Exercise instructions :: Everything in the listing below needs to be returned word for word.

Record set ::
* * *

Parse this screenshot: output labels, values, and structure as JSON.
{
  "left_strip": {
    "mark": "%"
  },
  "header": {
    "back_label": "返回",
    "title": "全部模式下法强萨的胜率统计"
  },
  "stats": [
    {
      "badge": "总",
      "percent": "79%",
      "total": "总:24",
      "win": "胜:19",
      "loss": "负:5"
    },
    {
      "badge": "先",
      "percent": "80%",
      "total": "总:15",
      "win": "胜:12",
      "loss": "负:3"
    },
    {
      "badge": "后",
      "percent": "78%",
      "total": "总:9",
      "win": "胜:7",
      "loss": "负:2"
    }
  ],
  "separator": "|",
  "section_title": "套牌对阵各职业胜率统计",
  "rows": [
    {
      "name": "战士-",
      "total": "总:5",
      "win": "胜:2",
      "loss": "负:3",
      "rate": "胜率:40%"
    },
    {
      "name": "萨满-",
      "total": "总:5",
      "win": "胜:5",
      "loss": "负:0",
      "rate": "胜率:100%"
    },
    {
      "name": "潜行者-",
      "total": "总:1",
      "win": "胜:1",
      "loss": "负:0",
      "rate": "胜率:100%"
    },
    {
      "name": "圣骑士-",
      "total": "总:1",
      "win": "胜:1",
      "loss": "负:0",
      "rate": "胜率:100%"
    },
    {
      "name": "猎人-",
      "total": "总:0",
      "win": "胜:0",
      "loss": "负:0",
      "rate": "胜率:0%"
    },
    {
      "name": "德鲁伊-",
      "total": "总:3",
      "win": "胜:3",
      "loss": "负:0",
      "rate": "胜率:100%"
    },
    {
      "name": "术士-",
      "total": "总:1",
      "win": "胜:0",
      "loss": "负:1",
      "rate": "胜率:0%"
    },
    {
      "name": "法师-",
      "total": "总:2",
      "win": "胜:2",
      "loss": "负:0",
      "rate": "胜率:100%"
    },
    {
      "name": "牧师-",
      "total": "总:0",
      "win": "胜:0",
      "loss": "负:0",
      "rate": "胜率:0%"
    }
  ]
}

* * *

Problem solution ::
Parse this screenshot: output labels, values, and structure as JSON.
{
  "left_strip": {
    "mark": "%"
  },
  "header": {
    "back_label": "返回",
    "title": "全部模式下法强萨的胜率统计"
  },
  "stats": [
    {
      "badge": "总",
      "percent": "79%",
      "total": "总:24",
      "win": "胜:19",
      "loss": "负:5"
    },
    {
      "badge": "先",
      "percent": "80%",
      "total": "总:15",
      "win": "胜:12",
      "loss": "负:3"
    },
    {
      "badge": "后",
      "percent": "78%",
      "total": "总:9",
      "win": "胜:7",
      "loss": "负:2"
    }
  ],
  "separator": "|",
  "section_title": "套牌对阵各职业胜率统计",
  "rows": [
    {
      "name": "战士-",
      "total": "总:5",
      "win": "胜:2",
      "loss": "负:3",
      "rate": "胜率:40%"
    },
    {
      "name": "萨满-",
      "total": "总:5",
      "win": "胜:5",
      "loss": "负:0",
      "rate": "胜率:100%"
    },
    {
      "name": "潜行者-",
      "total": "总:1",
      "win": "胜:1",
      "loss": "负:0",
      "rate": "胜率:100%"
    },
    {
      "name": "圣骑士-",
      "total": "总:1",
      "win": "胜:1",
      "loss": "负:0",
      "rate": "胜率:100%"
    },
    {
      "name": "猎人-",
      "total": "总:0",
      "win": "胜:0",
      "loss": "负:0",
      "rate": "胜率:0%"
    },
    {
      "name": "德鲁伊-",
      "total": "总:3",
      "win": "胜:3",
      "loss": "负:0",
      "rate": "胜率:100%"
    },
    {
      "name": "术士-",
      "total": "总:1",
      "win": "胜:0",
      "loss": "负:1",
      "rate": "胜率:0%"
    },
    {
      "name": "法师-",
      "total": "总:2",
      "win": "胜:2",
      "loss": "负:0",
      "rate": "胜率:100%"
    },
    {
      "name": "牧师-",
      "total": "总:0",
      "win": "胜:0",
      "loss": "负:0",
      "rate": "胜率:0%"
    }
  ]
}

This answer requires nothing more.